Previous | Next
102010211022102310241025102610271028102910301032103310341035103610371038103910401041104210431044104510461047104810491050105110521053105410551056105710581059106010611062106310641065106610671068106910701071107210731074107510761077107810791080108110821083108410851086108710881089109010911092109310941095109610971098109911001101110211031104110511061107110811091110111111121113111411151116111711181119112011211122112311241125112611271128112911301131113211331134113511361137113811391134113511421143 of 1143
about everything, too, and Jean has something to say about
anything she's interested in.
At any rate, you heard me talk to him today about who
should be mayor of New York and that he'd have to get behind
whoever it was and fast. That's the Robert Kennedy campaign.
And your role in it. That's very interesting.
Another thing about it: He had a fantastic notion
that I was very well-known in New York City and in the State,
which really isn't true at all. People would hear him, and

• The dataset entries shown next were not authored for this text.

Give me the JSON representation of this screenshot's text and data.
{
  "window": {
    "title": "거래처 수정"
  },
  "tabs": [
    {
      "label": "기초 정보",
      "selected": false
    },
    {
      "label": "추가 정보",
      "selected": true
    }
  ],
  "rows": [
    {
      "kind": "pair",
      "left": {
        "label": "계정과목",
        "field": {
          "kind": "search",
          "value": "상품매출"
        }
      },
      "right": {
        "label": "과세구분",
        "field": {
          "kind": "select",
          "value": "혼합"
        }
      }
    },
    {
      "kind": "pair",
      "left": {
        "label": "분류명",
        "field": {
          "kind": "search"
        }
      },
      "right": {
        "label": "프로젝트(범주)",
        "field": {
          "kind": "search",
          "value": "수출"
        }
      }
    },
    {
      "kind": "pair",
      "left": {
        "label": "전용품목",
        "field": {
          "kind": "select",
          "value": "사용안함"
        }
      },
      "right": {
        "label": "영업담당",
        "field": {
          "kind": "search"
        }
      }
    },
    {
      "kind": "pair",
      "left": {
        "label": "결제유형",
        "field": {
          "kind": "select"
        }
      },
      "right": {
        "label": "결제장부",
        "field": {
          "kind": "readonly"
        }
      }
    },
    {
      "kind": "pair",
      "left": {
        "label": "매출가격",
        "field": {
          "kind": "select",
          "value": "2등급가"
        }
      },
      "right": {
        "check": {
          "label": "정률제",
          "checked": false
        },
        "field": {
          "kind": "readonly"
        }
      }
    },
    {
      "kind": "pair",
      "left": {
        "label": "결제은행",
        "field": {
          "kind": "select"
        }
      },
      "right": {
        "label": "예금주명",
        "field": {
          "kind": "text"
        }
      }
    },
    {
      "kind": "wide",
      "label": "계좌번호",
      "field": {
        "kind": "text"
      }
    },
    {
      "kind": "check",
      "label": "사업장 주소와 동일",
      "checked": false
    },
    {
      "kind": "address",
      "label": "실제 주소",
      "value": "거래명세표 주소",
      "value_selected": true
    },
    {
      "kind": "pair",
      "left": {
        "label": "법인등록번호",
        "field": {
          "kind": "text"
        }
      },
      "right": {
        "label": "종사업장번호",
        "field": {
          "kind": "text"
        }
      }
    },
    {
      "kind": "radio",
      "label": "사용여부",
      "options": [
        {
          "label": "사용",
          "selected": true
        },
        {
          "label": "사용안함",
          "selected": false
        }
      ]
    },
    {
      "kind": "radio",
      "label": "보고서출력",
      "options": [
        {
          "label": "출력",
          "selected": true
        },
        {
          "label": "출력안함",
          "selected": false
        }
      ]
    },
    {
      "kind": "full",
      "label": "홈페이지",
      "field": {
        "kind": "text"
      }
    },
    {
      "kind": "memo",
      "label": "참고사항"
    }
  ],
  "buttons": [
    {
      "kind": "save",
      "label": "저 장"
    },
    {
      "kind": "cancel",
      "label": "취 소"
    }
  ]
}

I even heard him say, on the radio and on television, “How
can you say that I'm not liberal and the creature of bosses
when Mary Lasker is for me?” The poor child didn't realize
that 99 out of 100 people that he was speaking to, if not

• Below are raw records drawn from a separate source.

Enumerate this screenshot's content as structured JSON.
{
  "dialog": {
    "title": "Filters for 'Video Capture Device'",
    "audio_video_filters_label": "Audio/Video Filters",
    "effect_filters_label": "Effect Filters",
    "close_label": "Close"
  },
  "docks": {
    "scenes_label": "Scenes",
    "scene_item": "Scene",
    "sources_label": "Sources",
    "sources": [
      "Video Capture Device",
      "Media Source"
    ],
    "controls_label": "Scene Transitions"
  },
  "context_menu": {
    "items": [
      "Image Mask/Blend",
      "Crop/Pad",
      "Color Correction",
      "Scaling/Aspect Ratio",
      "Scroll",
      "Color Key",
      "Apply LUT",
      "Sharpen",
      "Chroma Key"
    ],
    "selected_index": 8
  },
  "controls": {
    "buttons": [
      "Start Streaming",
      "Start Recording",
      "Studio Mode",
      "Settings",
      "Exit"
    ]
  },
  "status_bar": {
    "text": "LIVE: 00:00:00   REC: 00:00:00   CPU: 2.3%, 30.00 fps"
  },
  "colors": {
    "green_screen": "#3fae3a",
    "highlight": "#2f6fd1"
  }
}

a hundred out of a hundred, had never heard of me.
Especially in the garment district.
Especially in the garment district or anyplace else!
I mean the number of people that know me is maybe a couple
thousand, but he was convinced that because he knew me and
his brother knew me and his mother knew me and that I lived
© 2006 Columbia University
Libraries | Oral History
Research Office | Rights and
Permissions | Help